Three people were wounded when a mortar shell landed on a house in Suruç, a southeastern Turkish town located on the Turkish-Syrian border. Mortars were fired from the Syrian side where Kurdish militants were engaged in fierce clashes with members of the Islamic State of Iraq and al-Sham (ISIS). Two other mortar shells hit an empty lot in the town.
Victims sustained slight injuries while Turkish troops deployed along the border retaliated by firing on the Syrian side. A soldier patrolling the border in Suruç was also injured earlier on Sunday when gunfire from Syria spilled into Turkish territory.
Authorities said three civilians were injured likely from mortar shell fired during the clashes between Kurdish groups and ISIS in Mersinbel village of Kobani in Syria.
Following the incident, residents of the neighborhood where the house hit by shells is located, evacuated the area after a warning from Turkish authorities against further spillovers on the Syrian side of the border.
Yesterday, another mortar shell landed in Suruç, near an area where security forces and journalists were watching the developments on the other side of the border. It was followed by another blast five minutes later. The second mortar shell hit an empty plot adjacent to a park where displaced Syrians took shelter. No casualties were reported. The Turkish army sent reinforcements to the areas including tanks and armored vehicles. Loud blasts on the Syrian side of the border echoed through Suruç while locals anxiously watched a column of smoke towering over Kobani.
Kobani, situated a few kilometers away from the Turkish border, was the scene of violent clashes between ISIS and the PYD, an Kurdish armed faction fighting to maintain control of predominantly Syrian Kurdish city.
Since Sept. 19, the day the clashes dramatically escalated, over 160,000 displaced Syrians fled into Turkey after the country opened its borders in the face of influx.
Struggling to cope with the flow of the displaced, who braved a long walk to the border, Turkey will now admit Syrians traveling by cars as well.
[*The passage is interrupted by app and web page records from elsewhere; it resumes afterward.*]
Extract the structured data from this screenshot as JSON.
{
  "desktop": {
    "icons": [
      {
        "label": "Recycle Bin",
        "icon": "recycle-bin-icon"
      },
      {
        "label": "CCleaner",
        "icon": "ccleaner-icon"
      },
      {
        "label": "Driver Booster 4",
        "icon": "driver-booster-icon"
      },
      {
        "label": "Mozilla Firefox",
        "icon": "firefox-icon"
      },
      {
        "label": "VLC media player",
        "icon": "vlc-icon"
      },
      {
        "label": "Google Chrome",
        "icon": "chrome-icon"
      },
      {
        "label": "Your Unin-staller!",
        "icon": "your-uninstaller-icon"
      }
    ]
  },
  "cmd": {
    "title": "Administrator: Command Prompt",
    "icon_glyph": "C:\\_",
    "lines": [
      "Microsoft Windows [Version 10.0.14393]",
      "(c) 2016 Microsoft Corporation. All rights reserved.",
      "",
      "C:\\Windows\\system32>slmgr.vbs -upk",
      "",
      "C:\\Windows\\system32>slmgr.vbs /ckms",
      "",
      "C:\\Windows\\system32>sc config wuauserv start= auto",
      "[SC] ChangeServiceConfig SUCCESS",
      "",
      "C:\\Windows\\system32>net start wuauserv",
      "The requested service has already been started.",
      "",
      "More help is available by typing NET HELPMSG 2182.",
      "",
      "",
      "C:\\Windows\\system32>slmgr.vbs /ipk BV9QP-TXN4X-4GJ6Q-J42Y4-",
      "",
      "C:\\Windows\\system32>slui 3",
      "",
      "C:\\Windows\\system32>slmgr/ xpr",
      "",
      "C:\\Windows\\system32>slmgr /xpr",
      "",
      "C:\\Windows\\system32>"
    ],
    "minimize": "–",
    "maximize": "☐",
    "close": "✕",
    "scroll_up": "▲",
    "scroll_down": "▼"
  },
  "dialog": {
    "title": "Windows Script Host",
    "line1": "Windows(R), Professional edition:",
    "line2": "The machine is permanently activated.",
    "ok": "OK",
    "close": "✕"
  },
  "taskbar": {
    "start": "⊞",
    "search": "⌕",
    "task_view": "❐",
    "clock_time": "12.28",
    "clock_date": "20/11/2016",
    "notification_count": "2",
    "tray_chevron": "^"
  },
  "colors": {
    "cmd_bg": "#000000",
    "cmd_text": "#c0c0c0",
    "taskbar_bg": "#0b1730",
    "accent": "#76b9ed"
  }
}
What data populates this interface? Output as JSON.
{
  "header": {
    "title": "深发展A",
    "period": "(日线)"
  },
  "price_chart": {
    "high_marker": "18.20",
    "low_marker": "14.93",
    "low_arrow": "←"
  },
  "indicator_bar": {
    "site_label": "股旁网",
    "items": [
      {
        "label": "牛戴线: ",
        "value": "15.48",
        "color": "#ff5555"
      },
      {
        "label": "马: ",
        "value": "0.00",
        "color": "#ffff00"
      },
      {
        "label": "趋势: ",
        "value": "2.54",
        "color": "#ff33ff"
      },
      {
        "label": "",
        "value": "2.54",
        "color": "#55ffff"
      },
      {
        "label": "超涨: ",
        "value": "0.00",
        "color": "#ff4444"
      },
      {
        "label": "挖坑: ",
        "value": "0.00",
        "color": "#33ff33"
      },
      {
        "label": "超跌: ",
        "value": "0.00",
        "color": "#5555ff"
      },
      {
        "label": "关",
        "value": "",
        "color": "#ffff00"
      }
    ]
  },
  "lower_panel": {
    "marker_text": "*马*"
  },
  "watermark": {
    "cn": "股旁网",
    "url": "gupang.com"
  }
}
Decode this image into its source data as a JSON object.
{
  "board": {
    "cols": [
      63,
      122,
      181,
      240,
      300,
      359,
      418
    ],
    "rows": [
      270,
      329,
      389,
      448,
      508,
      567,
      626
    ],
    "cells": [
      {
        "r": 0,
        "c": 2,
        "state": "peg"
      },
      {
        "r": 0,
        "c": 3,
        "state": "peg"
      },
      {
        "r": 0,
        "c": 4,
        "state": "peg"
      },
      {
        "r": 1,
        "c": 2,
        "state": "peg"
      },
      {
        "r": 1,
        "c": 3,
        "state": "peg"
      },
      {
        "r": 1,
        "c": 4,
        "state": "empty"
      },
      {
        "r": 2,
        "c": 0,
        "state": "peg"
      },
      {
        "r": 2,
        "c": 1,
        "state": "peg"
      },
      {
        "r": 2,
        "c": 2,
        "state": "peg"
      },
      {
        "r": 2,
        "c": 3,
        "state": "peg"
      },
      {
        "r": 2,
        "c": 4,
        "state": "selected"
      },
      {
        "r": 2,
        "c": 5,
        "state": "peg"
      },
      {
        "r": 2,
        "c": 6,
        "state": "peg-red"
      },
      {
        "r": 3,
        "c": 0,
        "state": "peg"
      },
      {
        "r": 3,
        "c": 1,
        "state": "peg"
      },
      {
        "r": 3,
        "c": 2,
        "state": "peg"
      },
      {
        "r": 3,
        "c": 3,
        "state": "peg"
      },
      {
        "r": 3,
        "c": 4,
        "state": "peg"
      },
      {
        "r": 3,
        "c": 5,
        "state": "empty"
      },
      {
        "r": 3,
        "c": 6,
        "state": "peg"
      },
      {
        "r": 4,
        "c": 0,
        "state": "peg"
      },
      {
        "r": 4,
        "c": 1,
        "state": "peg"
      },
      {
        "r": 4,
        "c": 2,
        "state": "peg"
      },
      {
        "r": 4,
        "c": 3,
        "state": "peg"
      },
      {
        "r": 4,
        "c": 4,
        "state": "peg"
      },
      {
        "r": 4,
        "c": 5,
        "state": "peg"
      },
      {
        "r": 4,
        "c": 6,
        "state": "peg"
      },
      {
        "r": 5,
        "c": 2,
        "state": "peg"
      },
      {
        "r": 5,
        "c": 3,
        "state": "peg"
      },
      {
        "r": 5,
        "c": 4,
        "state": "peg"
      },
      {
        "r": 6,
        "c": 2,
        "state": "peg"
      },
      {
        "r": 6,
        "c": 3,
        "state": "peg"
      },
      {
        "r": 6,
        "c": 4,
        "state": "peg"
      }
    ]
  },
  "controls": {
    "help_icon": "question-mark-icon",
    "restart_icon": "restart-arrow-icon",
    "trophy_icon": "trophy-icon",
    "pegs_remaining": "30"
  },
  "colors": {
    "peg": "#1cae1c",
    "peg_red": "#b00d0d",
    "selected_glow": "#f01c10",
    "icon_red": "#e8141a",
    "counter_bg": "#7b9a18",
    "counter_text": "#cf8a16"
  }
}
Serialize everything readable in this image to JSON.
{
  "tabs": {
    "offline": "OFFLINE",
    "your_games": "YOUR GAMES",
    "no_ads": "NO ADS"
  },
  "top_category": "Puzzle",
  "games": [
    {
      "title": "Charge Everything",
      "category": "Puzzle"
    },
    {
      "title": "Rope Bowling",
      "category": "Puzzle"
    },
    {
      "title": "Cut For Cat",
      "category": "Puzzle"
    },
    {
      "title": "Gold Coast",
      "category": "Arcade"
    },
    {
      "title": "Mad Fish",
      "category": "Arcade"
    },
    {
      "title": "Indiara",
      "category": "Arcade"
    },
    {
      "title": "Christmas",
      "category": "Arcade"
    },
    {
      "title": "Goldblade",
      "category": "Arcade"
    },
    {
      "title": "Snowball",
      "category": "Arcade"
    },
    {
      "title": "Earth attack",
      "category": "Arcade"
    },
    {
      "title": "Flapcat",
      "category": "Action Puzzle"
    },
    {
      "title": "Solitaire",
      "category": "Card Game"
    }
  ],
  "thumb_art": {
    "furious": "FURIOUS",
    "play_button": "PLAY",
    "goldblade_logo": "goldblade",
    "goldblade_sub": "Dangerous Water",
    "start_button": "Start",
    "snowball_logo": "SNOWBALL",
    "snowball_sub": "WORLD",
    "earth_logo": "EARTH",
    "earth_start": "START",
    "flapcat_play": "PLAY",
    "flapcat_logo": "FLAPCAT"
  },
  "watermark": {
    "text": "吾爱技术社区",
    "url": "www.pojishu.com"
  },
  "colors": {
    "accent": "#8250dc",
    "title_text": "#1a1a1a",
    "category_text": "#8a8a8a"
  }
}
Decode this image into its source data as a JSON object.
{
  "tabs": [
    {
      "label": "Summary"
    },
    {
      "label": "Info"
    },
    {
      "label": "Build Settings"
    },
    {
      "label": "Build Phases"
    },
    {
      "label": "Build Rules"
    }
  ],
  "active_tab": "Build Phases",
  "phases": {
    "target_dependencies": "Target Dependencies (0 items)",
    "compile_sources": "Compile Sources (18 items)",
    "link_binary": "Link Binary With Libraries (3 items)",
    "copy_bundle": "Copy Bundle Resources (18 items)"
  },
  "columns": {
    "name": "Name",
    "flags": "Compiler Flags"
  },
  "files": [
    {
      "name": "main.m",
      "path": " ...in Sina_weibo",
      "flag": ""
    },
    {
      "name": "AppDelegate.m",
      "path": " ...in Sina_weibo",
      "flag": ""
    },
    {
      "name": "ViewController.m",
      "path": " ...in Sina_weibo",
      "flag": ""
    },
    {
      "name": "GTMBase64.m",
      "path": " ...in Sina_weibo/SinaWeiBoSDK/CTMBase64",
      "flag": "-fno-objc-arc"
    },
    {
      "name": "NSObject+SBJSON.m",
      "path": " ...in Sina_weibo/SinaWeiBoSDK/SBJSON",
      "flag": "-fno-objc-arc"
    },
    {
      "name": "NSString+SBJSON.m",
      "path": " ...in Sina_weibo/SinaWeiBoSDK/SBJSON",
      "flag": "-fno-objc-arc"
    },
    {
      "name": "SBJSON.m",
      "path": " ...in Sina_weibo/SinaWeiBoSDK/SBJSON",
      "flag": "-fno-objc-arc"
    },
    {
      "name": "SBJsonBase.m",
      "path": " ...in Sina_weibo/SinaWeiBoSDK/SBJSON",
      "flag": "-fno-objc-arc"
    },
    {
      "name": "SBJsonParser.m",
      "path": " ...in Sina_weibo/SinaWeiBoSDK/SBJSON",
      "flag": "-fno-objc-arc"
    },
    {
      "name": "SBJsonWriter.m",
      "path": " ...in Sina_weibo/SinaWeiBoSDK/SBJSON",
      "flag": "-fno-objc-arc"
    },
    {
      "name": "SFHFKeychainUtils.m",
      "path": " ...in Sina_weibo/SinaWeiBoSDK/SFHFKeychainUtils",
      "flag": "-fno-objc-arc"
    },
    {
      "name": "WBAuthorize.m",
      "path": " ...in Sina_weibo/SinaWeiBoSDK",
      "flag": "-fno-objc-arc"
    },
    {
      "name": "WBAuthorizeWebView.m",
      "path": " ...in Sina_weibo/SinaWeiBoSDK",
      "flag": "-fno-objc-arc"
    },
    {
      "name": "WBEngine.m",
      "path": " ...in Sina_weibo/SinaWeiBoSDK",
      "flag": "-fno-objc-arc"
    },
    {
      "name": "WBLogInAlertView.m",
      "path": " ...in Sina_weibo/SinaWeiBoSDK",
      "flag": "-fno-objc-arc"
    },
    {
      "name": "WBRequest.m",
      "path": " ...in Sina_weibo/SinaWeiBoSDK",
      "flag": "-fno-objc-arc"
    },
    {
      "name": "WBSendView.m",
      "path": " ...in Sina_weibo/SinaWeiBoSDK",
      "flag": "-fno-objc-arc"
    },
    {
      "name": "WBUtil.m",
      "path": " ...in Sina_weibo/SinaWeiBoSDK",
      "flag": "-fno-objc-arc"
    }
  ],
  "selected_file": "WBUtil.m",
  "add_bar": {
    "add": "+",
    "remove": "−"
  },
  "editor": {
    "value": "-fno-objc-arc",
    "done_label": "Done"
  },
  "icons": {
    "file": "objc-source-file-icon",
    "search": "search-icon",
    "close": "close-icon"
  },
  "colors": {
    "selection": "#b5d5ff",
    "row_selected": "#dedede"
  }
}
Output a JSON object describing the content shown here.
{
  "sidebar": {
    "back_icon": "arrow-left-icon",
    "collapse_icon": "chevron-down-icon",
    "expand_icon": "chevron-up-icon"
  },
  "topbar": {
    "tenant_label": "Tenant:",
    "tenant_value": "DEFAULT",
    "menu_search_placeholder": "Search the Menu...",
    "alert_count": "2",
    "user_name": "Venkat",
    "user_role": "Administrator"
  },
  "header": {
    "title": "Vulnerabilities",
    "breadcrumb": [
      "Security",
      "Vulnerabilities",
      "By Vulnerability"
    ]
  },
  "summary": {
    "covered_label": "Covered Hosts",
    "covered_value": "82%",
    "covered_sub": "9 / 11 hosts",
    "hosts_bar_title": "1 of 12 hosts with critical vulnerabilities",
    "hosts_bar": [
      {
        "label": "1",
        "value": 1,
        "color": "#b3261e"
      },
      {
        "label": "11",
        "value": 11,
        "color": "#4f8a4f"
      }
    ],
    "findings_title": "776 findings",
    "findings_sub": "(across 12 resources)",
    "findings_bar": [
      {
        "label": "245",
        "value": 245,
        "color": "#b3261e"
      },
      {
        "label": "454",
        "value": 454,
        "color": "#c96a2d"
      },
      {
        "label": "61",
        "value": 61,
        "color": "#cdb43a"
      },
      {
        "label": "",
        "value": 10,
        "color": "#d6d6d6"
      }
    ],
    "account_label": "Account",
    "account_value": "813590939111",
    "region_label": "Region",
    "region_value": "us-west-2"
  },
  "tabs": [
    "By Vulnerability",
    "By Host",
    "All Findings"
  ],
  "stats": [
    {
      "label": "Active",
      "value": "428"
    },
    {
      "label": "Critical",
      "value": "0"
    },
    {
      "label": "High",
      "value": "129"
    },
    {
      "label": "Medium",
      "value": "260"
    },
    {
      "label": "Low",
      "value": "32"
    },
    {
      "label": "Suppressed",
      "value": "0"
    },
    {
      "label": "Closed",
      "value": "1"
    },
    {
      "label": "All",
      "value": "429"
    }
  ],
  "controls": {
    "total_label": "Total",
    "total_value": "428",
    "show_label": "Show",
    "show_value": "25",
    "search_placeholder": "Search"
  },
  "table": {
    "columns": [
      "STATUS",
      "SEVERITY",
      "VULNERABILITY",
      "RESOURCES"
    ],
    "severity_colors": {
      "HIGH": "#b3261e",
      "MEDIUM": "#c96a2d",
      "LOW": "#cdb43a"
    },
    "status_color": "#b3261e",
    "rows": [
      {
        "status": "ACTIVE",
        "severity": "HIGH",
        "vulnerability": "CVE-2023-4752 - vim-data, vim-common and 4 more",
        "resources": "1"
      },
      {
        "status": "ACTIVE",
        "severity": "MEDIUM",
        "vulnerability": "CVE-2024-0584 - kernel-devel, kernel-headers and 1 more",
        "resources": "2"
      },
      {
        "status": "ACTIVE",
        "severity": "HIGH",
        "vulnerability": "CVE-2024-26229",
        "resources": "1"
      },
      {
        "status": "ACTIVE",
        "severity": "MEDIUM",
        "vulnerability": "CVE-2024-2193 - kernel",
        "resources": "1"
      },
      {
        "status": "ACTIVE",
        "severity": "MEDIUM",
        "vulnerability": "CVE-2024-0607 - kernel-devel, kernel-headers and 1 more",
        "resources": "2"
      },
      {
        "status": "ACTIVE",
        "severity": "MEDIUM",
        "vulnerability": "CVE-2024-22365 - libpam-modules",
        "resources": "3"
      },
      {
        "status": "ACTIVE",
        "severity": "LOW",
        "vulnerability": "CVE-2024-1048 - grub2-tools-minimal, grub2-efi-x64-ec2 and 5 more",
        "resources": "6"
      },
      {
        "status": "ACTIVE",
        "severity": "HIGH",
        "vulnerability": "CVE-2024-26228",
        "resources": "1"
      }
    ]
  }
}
A large parking lot is being built in Suruç to accommodate the increasing number of Syrian cars piled on the border. After the construction, Syrian cars will be allowed into the country whose lengthy border with Syria in the south has become difficult to control after the civil war broke out. Turkey has adopted an open-door policy for the displaced Syrians whose numbers in Turkey have exceeded 1.3 million over the past four years.
Some Syrian Kurds arriving on the Turkish border returned to Kobani after leaving their families on the Turkish side to stay with their relatives in Turkey or in tent camps set up by Turkish authorities in Suruç. Meanwhile, Kurds in Turkey are seeking ways to cross into Syria to help their brethren fighting ISIS. Would-be Kurdish fighters of Turkey are mostly affiliated with the terrorist organization PKK that dispatched militants to Kobani to aid militants there.
The People's Democracy Party (HDP) and the Democratic Regions Party (DBP), Turkey's two opposition parties with links to the PKK, are organizing trips to Suruç "to help Syrian Kurds there." Yesterday, about 1,000 people left Diyarbakır, a southeastern Turkish province with a large Kurdish population, for Suruç in a trip sponsored by the aforementioned parties. Zübeyde Zümrüt, head of DBP's local branch, said they would be in Suruç "to support [Kurdish] resistance in Kobani."
In Suruç, almost all shops and stores were closed yesterday in protest against the ISIS attacks in Kobani while a group linked to the HDP marched to the border, seeking to cross into Syria, amid tight security measures. The border is heavily protected by Turkish security forces against illegal crossings into Syria and Kurdish groups in Turkey occasionally clash with the security forces trying to prevent them approaching the border.